All records are to be reproduced verbatim, with images omitted.

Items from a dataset
»»

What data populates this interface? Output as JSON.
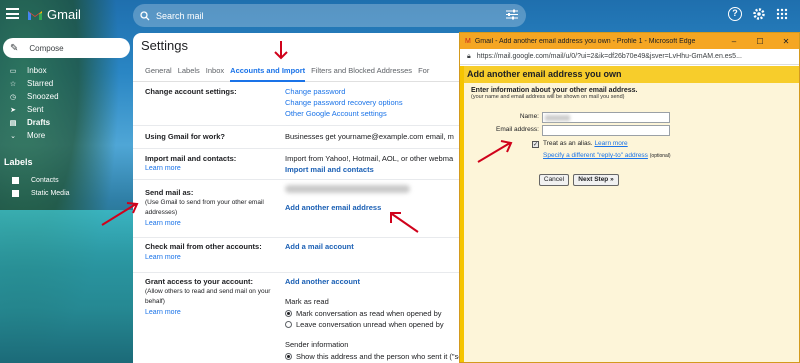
{
  "app": {
    "name": "Gmail"
  },
  "search": {
    "placeholder": "Search mail"
  },
  "icons": {
    "menu": "hamburger-icon",
    "search": "search-icon",
    "filter": "tune-icon",
    "help": "help-icon",
    "settings": "gear-icon",
    "apps": "apps-grid-icon"
  },
  "sidebar": {
    "compose": "Compose",
    "items": [
      {
        "label": "Inbox",
        "icon": "inbox-icon",
        "bold": false
      },
      {
        "label": "Starred",
        "icon": "star-icon",
        "bold": false
      },
      {
        "label": "Snoozed",
        "icon": "clock-icon",
        "bold": false
      },
      {
        "label": "Sent",
        "icon": "send-icon",
        "bold": false
      },
      {
        "label": "Drafts",
        "icon": "file-icon",
        "bold": true
      },
      {
        "label": "More",
        "icon": "chevron-down-icon",
        "bold": false
      }
    ],
    "labels_heading": "Labels",
    "labels": [
      "Contacts",
      "Static Media"
    ]
  },
  "settings": {
    "title": "Settings",
    "tabs": [
      "General",
      "Labels",
      "Inbox",
      "Accounts and Import",
      "Filters and Blocked Addresses",
      "For"
    ],
    "active_tab": "Accounts and Import",
    "change_account": {
      "label": "Change account settings:",
      "links": [
        "Change password",
        "Change password recovery options",
        "Other Google Account settings"
      ]
    },
    "work": {
      "label": "Using Gmail for work?",
      "value": "Businesses get yourname@example.com email, m"
    },
    "import": {
      "label": "Import mail and contacts:",
      "learn": "Learn more",
      "value": "Import from Yahoo!, Hotmail, AOL, or other webma"
    },
    "import_link": "Import mail and contacts",
    "send_as": {
      "label": "Send mail as:",
      "sub": "(Use Gmail to send from your other email addresses)",
      "learn": "Learn more",
      "add": "Add another email address"
    },
    "check_mail": {
      "label": "Check mail from other accounts:",
      "learn": "Learn more",
      "add": "Add a mail account"
    },
    "grant": {
      "label": "Grant access to your account:",
      "sub": "(Allow others to read and send mail on your behalf)",
      "learn": "Learn more",
      "add": "Add another account"
    },
    "mark_as_read": {
      "title": "Mark as read",
      "opt1": "Mark conversation as read when opened by",
      "opt2": "Leave conversation unread when opened by"
    },
    "sender_info": {
      "title": "Sender information",
      "opt1": "Show this address and the person who sent it (\"sent by ...\")"
    }
  },
  "popup": {
    "window_title": "Gmail - Add another email address you own - Profile 1 - Microsoft Edge",
    "window_buttons": [
      "–",
      "☐",
      "✕"
    ],
    "url": "https://mail.google.com/mail/u/0/?ui=2&ik=df26b70e49&jsver=LvHhu-GmAM.en.es5...",
    "heading": "Add another email address you own",
    "info_heading": "Enter information about your other email address.",
    "info_sub": "(your name and email address will be shown on mail you send)",
    "name_label": "Name:",
    "email_label": "Email address:",
    "alias_label": "Treat as an alias.",
    "alias_learn": "Learn more",
    "reply_to": "Specify a different \"reply-to\" address",
    "optional": "(optional)",
    "cancel": "Cancel",
    "next": "Next Step »"
  },
  "colors": {
    "accent": "#1a73e8",
    "popup_header": "#f7cd2b",
    "titlebar": "#f5a623",
    "annotation_arrow": "#d0021b"
  }
}
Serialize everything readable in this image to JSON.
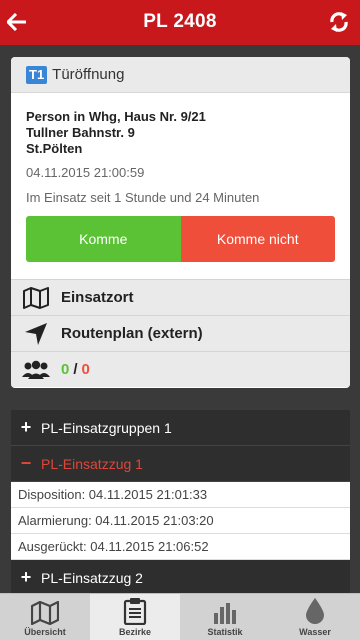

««

(Answer space)
What data populates this interface? Output as JSON.
{
  "app": {
    "name": "Gmail"
  },
  "search": {
    "placeholder": "Search mail"
  },
  "icons": {
    "menu": "hamburger-icon",
    "search": "search-icon",
    "filter": "tune-icon",
    "help": "help-icon",
    "settings": "gear-icon",
    "apps": "apps-grid-icon"
  },
  "sidebar": {
    "compose": "Compose",
    "items": [
      {
        "label": "Inbox",
        "icon": "inbox-icon",
        "bold": false
      },
      {
        "label": "Starred",
        "icon": "star-icon",
        "bold": false
      },
      {
        "label": "Snoozed",
        "icon": "clock-icon",
        "bold": false
      },
      {
        "label": "Sent",
        "icon": "send-icon",
        "bold": false
      },
      {
        "label": "Drafts",
        "icon": "file-icon",
        "bold": true
      },
      {
        "label": "More",
        "icon": "chevron-down-icon",
        "bold": false
      }
    ],
    "labels_heading": "Labels",
    "labels": [
      "Contacts",
      "Static Media"
    ]
  },
  "settings": {
    "title": "Settings",
    "tabs": [
      "General",
      "Labels",
      "Inbox",
      "Accounts and Import",
      "Filters and Blocked Addresses",
      "For"
    ],
    "active_tab": "Accounts and Import",
    "change_account": {
      "label": "Change account settings:",
      "links": [
        "Change password",
        "Change password recovery options",
        "Other Google Account settings"
      ]
    },
    "work": {
      "label": "Using Gmail for work?",
      "value": "Businesses get yourname@example.com email, m"
    },
    "import": {
      "label": "Import mail and contacts:",
      "learn": "Learn more",
      "value": "Import from Yahoo!, Hotmail, AOL, or other webma"
    },
    "import_link": "Import mail and contacts",
    "send_as": {
      "label": "Send mail as:",
      "sub": "(Use Gmail to send from your other email addresses)",
      "learn": "Learn more",
      "add": "Add another email address"
    },
    "check_mail": {
      "label": "Check mail from other accounts:",
      "learn": "Learn more",
      "add": "Add a mail account"
    },
    "grant": {
      "label": "Grant access to your account:",
      "sub": "(Allow others to read and send mail on your behalf)",
      "learn": "Learn more",
      "add": "Add another account"
    },
    "mark_as_read": {
      "title": "Mark as read",
      "opt1": "Mark conversation as read when opened by",
      "opt2": "Leave conversation unread when opened by"
    },
    "sender_info": {
      "title": "Sender information",
      "opt1": "Show this address and the person who sent it (\"sent by ...\")"
    }
  },
  "popup": {
    "window_title": "Gmail - Add another email address you own - Profile 1 - Microsoft Edge",
    "window_buttons": [
      "–",
      "☐",
      "✕"
    ],
    "url": "https://mail.google.com/mail/u/0/?ui=2&ik=df26b70e49&jsver=LvHhu-GmAM.en.es5...",
    "heading": "Add another email address you own",
    "info_heading": "Enter information about your other email address.",
    "info_sub": "(your name and email address will be shown on mail you send)",
    "name_label": "Name:",
    "email_label": "Email address:",
    "alias_label": "Treat as an alias.",
    "alias_learn": "Learn more",
    "reply_to": "Specify a different \"reply-to\" address",
    "optional": "(optional)",
    "cancel": "Cancel",
    "next": "Next Step »"
  },
  "colors": {
    "accent": "#1a73e8",
    "popup_header": "#f7cd2b",
    "titlebar": "#f5a623",
    "annotation_arrow": "#d0021b"
  }
}
Serialize everything readable in this image to JSON.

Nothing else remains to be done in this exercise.